Heavily armed bandits have recently stepped up attacks on schools, kidnapping students for ransom, prompting a military response.
Nigerian forces have killed 78 gunmen, known locally as bandits, during military operations, including air strikes, in northwestern Zamfara state.
Heavily-armed bandits have wracked northwest and central Nigeria for years, but the groups have recently stepped up attacks on schools, kidnapping hundreds of students for ransom and prompting a military response.
"On 2 August 2021, Nigerian Air Force... locked on armed bandits on bikes moving into Kwiambana Forest Reserves (in Zamfara state)... over 78 bandits were neutralised, and their camps destroyed," air force spokesman Edward Gabkwet said in a statement late on Thursday.
The bandits were tracked to "extensive and well-concealed camps with numerous huts" that were destroyed by the air force, the statement added, "in liaison with ground troops forming blocking forces around the targeted areas of the forest."

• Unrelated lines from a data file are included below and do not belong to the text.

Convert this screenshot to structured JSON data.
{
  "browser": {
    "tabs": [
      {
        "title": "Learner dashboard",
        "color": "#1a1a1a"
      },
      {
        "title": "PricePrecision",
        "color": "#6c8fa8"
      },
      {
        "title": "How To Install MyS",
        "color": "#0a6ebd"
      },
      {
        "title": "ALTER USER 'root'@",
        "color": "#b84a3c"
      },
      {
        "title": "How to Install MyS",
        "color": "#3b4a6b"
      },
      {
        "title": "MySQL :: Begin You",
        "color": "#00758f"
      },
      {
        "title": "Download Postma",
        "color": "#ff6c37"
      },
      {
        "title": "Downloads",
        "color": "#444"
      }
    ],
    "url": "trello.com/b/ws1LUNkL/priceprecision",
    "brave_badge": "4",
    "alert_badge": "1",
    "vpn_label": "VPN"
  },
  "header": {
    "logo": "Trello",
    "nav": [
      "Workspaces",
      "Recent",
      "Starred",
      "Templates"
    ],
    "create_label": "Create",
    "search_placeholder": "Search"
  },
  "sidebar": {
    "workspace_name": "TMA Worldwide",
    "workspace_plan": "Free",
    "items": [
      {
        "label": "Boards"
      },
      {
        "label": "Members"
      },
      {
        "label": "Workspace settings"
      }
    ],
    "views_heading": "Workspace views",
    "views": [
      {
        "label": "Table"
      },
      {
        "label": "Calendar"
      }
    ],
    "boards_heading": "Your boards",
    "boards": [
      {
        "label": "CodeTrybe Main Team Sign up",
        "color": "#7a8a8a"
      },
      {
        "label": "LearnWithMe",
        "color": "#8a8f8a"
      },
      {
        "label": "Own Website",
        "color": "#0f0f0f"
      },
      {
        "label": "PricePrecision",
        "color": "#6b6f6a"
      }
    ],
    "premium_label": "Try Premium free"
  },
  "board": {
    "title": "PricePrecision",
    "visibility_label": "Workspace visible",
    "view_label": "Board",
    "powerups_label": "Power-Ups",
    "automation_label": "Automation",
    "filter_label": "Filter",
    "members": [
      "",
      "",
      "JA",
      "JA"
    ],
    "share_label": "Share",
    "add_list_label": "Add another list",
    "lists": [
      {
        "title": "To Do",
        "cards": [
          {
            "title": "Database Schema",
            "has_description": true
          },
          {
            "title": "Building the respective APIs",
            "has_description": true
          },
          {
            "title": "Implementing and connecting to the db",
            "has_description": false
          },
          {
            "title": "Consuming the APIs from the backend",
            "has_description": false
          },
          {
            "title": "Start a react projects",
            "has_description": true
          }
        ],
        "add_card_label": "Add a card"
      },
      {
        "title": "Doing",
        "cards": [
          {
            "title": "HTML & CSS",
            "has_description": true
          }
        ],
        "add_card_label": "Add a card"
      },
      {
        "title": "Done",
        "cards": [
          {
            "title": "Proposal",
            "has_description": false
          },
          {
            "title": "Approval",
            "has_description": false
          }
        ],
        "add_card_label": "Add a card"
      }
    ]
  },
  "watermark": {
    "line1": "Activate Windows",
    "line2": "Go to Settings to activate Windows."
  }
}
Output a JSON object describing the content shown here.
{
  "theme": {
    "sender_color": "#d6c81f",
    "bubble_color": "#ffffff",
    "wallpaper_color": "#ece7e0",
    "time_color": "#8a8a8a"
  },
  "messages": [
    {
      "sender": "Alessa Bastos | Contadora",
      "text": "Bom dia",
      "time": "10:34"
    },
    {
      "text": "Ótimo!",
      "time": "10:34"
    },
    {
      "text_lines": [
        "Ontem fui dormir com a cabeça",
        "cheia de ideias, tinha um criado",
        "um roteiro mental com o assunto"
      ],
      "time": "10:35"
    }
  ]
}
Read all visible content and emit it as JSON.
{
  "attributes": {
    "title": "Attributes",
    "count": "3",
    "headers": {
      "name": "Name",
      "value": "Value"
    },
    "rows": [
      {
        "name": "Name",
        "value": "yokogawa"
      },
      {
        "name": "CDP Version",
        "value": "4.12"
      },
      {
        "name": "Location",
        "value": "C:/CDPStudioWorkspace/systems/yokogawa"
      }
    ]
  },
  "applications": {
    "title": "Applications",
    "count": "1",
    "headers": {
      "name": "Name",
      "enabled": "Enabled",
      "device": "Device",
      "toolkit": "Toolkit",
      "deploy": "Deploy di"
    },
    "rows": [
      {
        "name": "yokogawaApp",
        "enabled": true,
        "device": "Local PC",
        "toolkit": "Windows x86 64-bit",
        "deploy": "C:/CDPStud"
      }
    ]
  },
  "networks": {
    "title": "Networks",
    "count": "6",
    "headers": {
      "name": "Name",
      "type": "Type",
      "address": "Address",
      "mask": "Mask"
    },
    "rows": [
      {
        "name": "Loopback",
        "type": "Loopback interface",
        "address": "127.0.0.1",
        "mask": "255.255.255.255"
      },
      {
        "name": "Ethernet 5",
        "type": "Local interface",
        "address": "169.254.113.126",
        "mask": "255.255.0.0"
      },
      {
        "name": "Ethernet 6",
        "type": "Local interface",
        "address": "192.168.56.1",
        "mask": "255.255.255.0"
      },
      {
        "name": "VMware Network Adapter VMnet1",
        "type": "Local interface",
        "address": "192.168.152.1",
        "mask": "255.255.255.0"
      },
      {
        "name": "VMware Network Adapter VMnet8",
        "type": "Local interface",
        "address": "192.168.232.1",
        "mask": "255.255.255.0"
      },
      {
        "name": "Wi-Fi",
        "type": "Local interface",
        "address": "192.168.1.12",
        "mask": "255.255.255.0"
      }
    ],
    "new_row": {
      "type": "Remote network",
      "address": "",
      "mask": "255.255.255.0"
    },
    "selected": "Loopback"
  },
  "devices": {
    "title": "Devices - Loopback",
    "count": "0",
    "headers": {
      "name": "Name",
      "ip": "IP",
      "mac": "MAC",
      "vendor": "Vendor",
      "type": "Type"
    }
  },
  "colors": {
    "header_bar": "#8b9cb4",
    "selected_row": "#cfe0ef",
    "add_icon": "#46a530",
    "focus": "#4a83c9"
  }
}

READ MORE: Nigeria's mass kidnappings: A timeline
The air force said surviving bandits escaped and abandoned the camp.
The air force used the Alpha Jet and attack helicopters to bombard the camp, the statement said.
The Nigerian military first deployed to the area in 2016 and a peace deal with bandits was signed in 2019 but attacks on communities have continued.
Violence linked to these groups is just one of the challenges facing President Muhammadu Buhari's security forces, who are also battling a more than decade-long militant insurgency in the northeast and separatist agitation in the southeast.
Last month, heavily armed gangs shot down an air force Alpha Jet over Zamfara although the pilot safely ejected and evaded capture.
On July 22, the air force said it had received the first six out of 12 Super Tucano light-attack turboprops from the United States.